A few years back you couldn’t move for this type of game. Melbourne House gevan it all with Way Of The Exploding Fist in 1985, a game still rightly regarded as a classic, and one which is, in many ways, superior to this offering.

Oriental Games shapes up like a combat title built along the Epyx lines of several smaller games – yet it doesn’t offer enough variety to truly qualify in this field. There are only three fight options: Kendo, Kung Fu and Kyo Kushin-Kai, the latter two being uncomfortably similar to play.

The game unfurls with a picture of a dojo, or fighting school which ou enter to choose which competition you wish to take part in. A neat registration sequence occurs which has a large baseball-hatted figure dropping his kit and typing his details when a secretary swings a screen towards him. It wets the appetite for more such interludes, but they don’t ever arrive.

This sequence allows you to set the parameters of the game. You can settle to play individual sports or enter them all, change the difficulty levels, and compete head-to-head or with the computer.

Where Oriental Games does seem to offer something, it is illusory. You are given the option to program moves into the joystick – the sixteen pre-programmed ones you are offered are more than adequate, but this allows you to put together multiple moves of up to four actions. Fun but ultimately pointless.

From here it’s into the games. Of these Kung Fu is the most entertaining, although it never supersedes the fun offered by any of the top 8 bit efforts like International Karate. Kendo is average, but once again you’re forced to compare what is essentially a sword fighting game against Barbarian. No contest.

Part of the problem is Oriental Games’ graphics. Whilst it has some nice touches (flashguns pop in the crowd as the fighter battle it out) the figures are small and hence there’s little to gasp at in animation terms, and the backgrounds don’t exactly leap out at you.

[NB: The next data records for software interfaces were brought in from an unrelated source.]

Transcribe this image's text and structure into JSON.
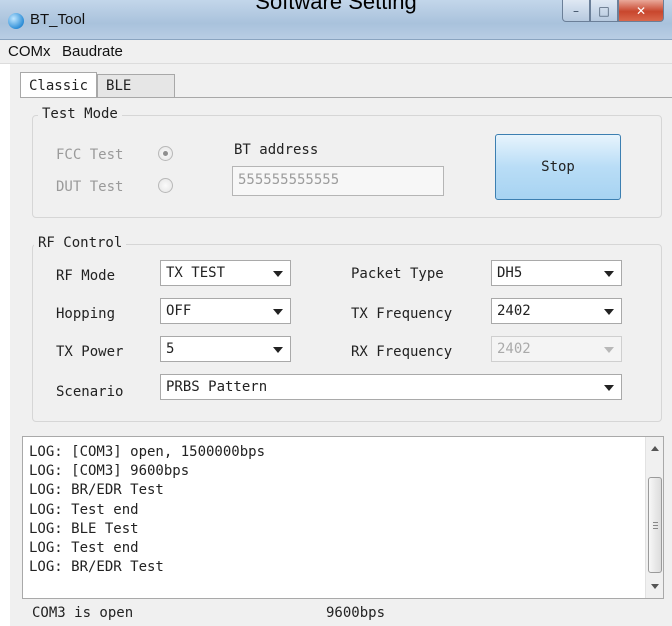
{
  "caption": "Software Setting",
  "window": {
    "title": "BT_Tool",
    "controls": {
      "minimize": "–",
      "maximize": "□",
      "close": "✕"
    }
  },
  "menu": [
    "COMx",
    "Baudrate"
  ],
  "tabs": [
    {
      "label": "Classic",
      "active": true
    },
    {
      "label": "BLE",
      "active": false
    }
  ],
  "test_mode": {
    "title": "Test Mode",
    "fcc_label": "FCC Test",
    "fcc_checked": true,
    "dut_label": "DUT Test",
    "dut_checked": false,
    "bt_address_label": "BT address",
    "bt_address_value": "555555555555",
    "stop_button": "Stop"
  },
  "rf_control": {
    "title": "RF Control",
    "rf_mode_label": "RF Mode",
    "rf_mode_value": "TX TEST",
    "hopping_label": "Hopping",
    "hopping_value": "OFF",
    "tx_power_label": "TX Power",
    "tx_power_value": "5",
    "packet_type_label": "Packet Type",
    "packet_type_value": "DH5",
    "tx_frequency_label": "TX Frequency",
    "tx_frequency_value": "2402",
    "rx_frequency_label": "RX Frequency",
    "rx_frequency_value": "2402",
    "scenario_label": "Scenario",
    "scenario_value": "PRBS Pattern"
  },
  "log": [
    "LOG: [COM3] open, 1500000bps",
    "LOG: [COM3] 9600bps",
    "LOG: BR/EDR Test",
    "LOG: Test end",
    "LOG: BLE Test",
    "LOG: Test end",
    "LOG: BR/EDR Test"
  ],
  "status": {
    "port": "COM3 is open",
    "baud": "9600bps"
  },
  "icons": [
    "app-icon",
    "chevron-down-icon",
    "scroll-up-icon",
    "scroll-down-icon"
  ]
}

The challenge Oriental Games sets is tough enough, although it’s noticeable that it becomes increasingly difficult to manoeuvre your fighter as you progress, but what makes it an average product is that it siply doesn’t cut it as a 16 bit version of a classic genre.